#### Extracted entries
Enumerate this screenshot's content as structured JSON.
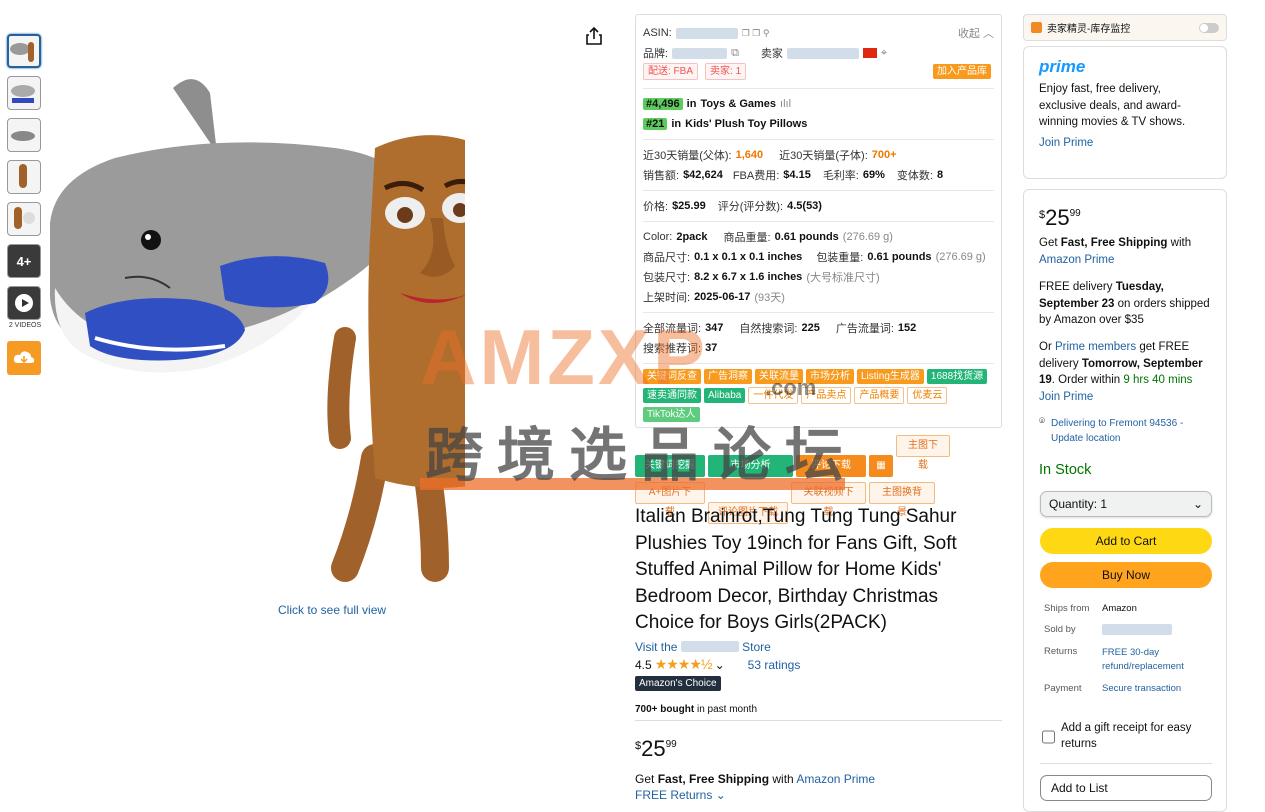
{
  "gallery": {
    "videos_label": "2 VIDEOS",
    "more_label": "4+",
    "click_full": "Click to see full view"
  },
  "ext": {
    "asin_label": "ASIN:",
    "collapse": "收起",
    "brand_label": "品牌:",
    "seller_label": "卖家",
    "ship_tag": "配送: FBA",
    "seller_tag": "卖家: 1",
    "add_lib": "加入产品库",
    "rank1": "#4,496",
    "rank1_in": "in",
    "rank1_cat": "Toys & Games",
    "rank2": "#21",
    "rank2_in": "in",
    "rank2_cat": "Kids' Plush Toy Pillows",
    "sales_parent_label": "近30天销量(父体):",
    "sales_parent": "1,640",
    "sales_child_label": "近30天销量(子体):",
    "sales_child": "700+",
    "revenue_label": "销售额:",
    "revenue": "$42,624",
    "fba_label": "FBA费用:",
    "fba": "$4.15",
    "margin_label": "毛利率:",
    "margin": "69%",
    "variants_label": "变体数:",
    "variants": "8",
    "price_label": "价格:",
    "price": "$25.99",
    "rating_label": "评分(评分数):",
    "rating": "4.5(53)",
    "color_label": "Color:",
    "color": "2pack",
    "weight_label": "商品重量:",
    "weight": "0.61 pounds",
    "weight_g": "(276.69 g)",
    "size_label": "商品尺寸:",
    "size": "0.1 x 0.1 x 0.1 inches",
    "pkg_weight_label": "包装重量:",
    "pkg_weight": "0.61 pounds",
    "pkg_weight_g": "(276.69 g)",
    "pkg_size_label": "包装尺寸:",
    "pkg_size": "8.2 x 6.7 x 1.6 inches",
    "pkg_size_note": "(大号标准尺寸)",
    "listed_label": "上架时间:",
    "listed": "2025-06-17",
    "listed_days": "(93天)",
    "all_kw_label": "全部流量词:",
    "all_kw": "347",
    "organic_label": "自然搜索词:",
    "organic": "225",
    "ad_label": "广告流量词:",
    "ad": "152",
    "rec_label": "搜索推荐词:",
    "rec": "37",
    "tags": [
      "关键词反查",
      "广告洞察",
      "关联流量",
      "市场分析",
      "Listing生成器",
      "1688找货源",
      "速卖通同款",
      "Alibaba",
      "一件代发",
      "产品卖点",
      "产品概要",
      "优麦云",
      "TikTok达人"
    ]
  },
  "actions": [
    "关键词挖掘",
    "市场分析",
    "评论下载",
    "",
    "主图下载",
    "A+图片下载",
    "评论图片下载",
    "关联视频下载",
    "主图换背景"
  ],
  "product": {
    "title": "Italian Brainrot,Tung Tung Tung Sahur Plushies Toy 19inch for Fans Gift, Soft Stuffed Animal Pillow for Home Kids' Bedroom Decor, Birthday Christmas Choice for Boys Girls(2PACK)",
    "visit_prefix": "Visit the",
    "visit_suffix": "Store",
    "rating": "4.5",
    "stars": "★★★★½",
    "ratings_count": "53 ratings",
    "choice": "Amazon's Choice",
    "bought_strong": "700+ bought",
    "bought_rest": "in past month",
    "price_sym": "$",
    "price_whole": "25",
    "price_cents": "99",
    "fast_prefix": "Get",
    "fast_strong": "Fast, Free Shipping",
    "fast_with": "with",
    "fast_link": "Amazon Prime",
    "free_returns": "FREE Returns"
  },
  "seller_sprite": {
    "label": "卖家精灵-库存监控"
  },
  "prime_box": {
    "logo": "prime",
    "text": "Enjoy fast, free delivery, exclusive deals, and award-winning movies & TV shows.",
    "join": "Join Prime"
  },
  "buybox": {
    "price_sym": "$",
    "price_whole": "25",
    "price_cents": "99",
    "ship_prefix": "Get",
    "ship_strong": "Fast, Free Shipping",
    "ship_with": "with",
    "ship_link": "Amazon Prime",
    "free_delivery": "FREE delivery",
    "free_date": "Tuesday, September 23",
    "free_rest": "on orders shipped by Amazon over $35",
    "or": "Or",
    "prime_members": "Prime members",
    "get_free": "get FREE delivery",
    "tomorrow": "Tomorrow, September 19",
    "order_within": ". Order within",
    "time_left": "9 hrs 40 mins",
    "join_prime": "Join Prime",
    "deliver_to": "Delivering to Fremont 94536 - Update location",
    "stock": "In Stock",
    "quantity": "Quantity: 1",
    "add_to_cart": "Add to Cart",
    "buy_now": "Buy Now",
    "ships_from_k": "Ships from",
    "ships_from_v": "Amazon",
    "sold_by_k": "Sold by",
    "returns_k": "Returns",
    "returns_v": "FREE 30-day refund/replacement",
    "payment_k": "Payment",
    "payment_v": "Secure transaction",
    "gift": "Add a gift receipt for easy returns",
    "add_to_list": "Add to List"
  },
  "watermark": {
    "brand": "AMZXP",
    "dotcom": ".com",
    "forum": "跨境选品论坛"
  },
  "colors": {
    "link": "#2162a1",
    "orange": "#f79a1d",
    "green": "#22b577",
    "prime": "#1399ff",
    "cart": "#ffd814",
    "buy": "#ffa41c"
  }
}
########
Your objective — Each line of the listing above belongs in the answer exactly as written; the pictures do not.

Answer to this problem —
Enumerate this screenshot's content as structured JSON.
{
  "gallery": {
    "videos_label": "2 VIDEOS",
    "more_label": "4+",
    "click_full": "Click to see full view"
  },
  "ext": {
    "asin_label": "ASIN:",
    "collapse": "收起",
    "brand_label": "品牌:",
    "seller_label": "卖家",
    "ship_tag": "配送: FBA",
    "seller_tag": "卖家: 1",
    "add_lib": "加入产品库",
    "rank1": "#4,496",
    "rank1_in": "in",
    "rank1_cat": "Toys & Games",
    "rank2": "#21",
    "rank2_in": "in",
    "rank2_cat": "Kids' Plush Toy Pillows",
    "sales_parent_label": "近30天销量(父体):",
    "sales_parent": "1,640",
    "sales_child_label": "近30天销量(子体):",
    "sales_child": "700+",
    "revenue_label": "销售额:",
    "revenue": "$42,624",
    "fba_label": "FBA费用:",
    "fba": "$4.15",
    "margin_label": "毛利率:",
    "margin": "69%",
    "variants_label": "变体数:",
    "variants": "8",
    "price_label": "价格:",
    "price": "$25.99",
    "rating_label": "评分(评分数):",
    "rating": "4.5(53)",
    "color_label": "Color:",
    "color": "2pack",
    "weight_label": "商品重量:",
    "weight": "0.61 pounds",
    "weight_g": "(276.69 g)",
    "size_label": "商品尺寸:",
    "size": "0.1 x 0.1 x 0.1 inches",
    "pkg_weight_label": "包装重量:",
    "pkg_weight": "0.61 pounds",
    "pkg_weight_g": "(276.69 g)",
    "pkg_size_label": "包装尺寸:",
    "pkg_size": "8.2 x 6.7 x 1.6 inches",
    "pkg_size_note": "(大号标准尺寸)",
    "listed_label": "上架时间:",
    "listed": "2025-06-17",
    "listed_days": "(93天)",
    "all_kw_label": "全部流量词:",
    "all_kw": "347",
    "organic_label": "自然搜索词:",
    "organic": "225",
    "ad_label": "广告流量词:",
    "ad": "152",
    "rec_label": "搜索推荐词:",
    "rec": "37",
    "tags": [
      "关键词反查",
      "广告洞察",
      "关联流量",
      "市场分析",
      "Listing生成器",
      "1688找货源",
      "速卖通同款",
      "Alibaba",
      "一件代发",
      "产品卖点",
      "产品概要",
      "优麦云",
      "TikTok达人"
    ]
  },
  "actions": [
    "关键词挖掘",
    "市场分析",
    "评论下载",
    "",
    "主图下载",
    "A+图片下载",
    "评论图片下载",
    "关联视频下载",
    "主图换背景"
  ],
  "product": {
    "title": "Italian Brainrot,Tung Tung Tung Sahur Plushies Toy 19inch for Fans Gift, Soft Stuffed Animal Pillow for Home Kids' Bedroom Decor, Birthday Christmas Choice for Boys Girls(2PACK)",
    "visit_prefix": "Visit the",
    "visit_suffix": "Store",
    "rating": "4.5",
    "stars": "★★★★½",
    "ratings_count": "53 ratings",
    "choice": "Amazon's Choice",
    "bought_strong": "700+ bought",
    "bought_rest": "in past month",
    "price_sym": "$",
    "price_whole": "25",
    "price_cents": "99",
    "fast_prefix": "Get",
    "fast_strong": "Fast, Free Shipping",
    "fast_with": "with",
    "fast_link": "Amazon Prime",
    "free_returns": "FREE Returns"
  },
  "seller_sprite": {
    "label": "卖家精灵-库存监控"
  },
  "prime_box": {
    "logo": "prime",
    "text": "Enjoy fast, free delivery, exclusive deals, and award-winning movies & TV shows.",
    "join": "Join Prime"
  },
  "buybox": {
    "price_sym": "$",
    "price_whole": "25",
    "price_cents": "99",
    "ship_prefix": "Get",
    "ship_strong": "Fast, Free Shipping",
    "ship_with": "with",
    "ship_link": "Amazon Prime",
    "free_delivery": "FREE delivery",
    "free_date": "Tuesday, September 23",
    "free_rest": "on orders shipped by Amazon over $35",
    "or": "Or",
    "prime_members": "Prime members",
    "get_free": "get FREE delivery",
    "tomorrow": "Tomorrow, September 19",
    "order_within": ". Order within",
    "time_left": "9 hrs 40 mins",
    "join_prime": "Join Prime",
    "deliver_to": "Delivering to Fremont 94536 - Update location",
    "stock": "In Stock",
    "quantity": "Quantity: 1",
    "add_to_cart": "Add to Cart",
    "buy_now": "Buy Now",
    "ships_from_k": "Ships from",
    "ships_from_v": "Amazon",
    "sold_by_k": "Sold by",
    "returns_k": "Returns",
    "returns_v": "FREE 30-day refund/replacement",
    "payment_k": "Payment",
    "payment_v": "Secure transaction",
    "gift": "Add a gift receipt for easy returns",
    "add_to_list": "Add to List"
  },
  "watermark": {
    "brand": "AMZXP",
    "dotcom": ".com",
    "forum": "跨境选品论坛"
  },
  "colors": {
    "link": "#2162a1",
    "orange": "#f79a1d",
    "green": "#22b577",
    "prime": "#1399ff",
    "cart": "#ffd814",
    "buy": "#ffa41c"
  }
}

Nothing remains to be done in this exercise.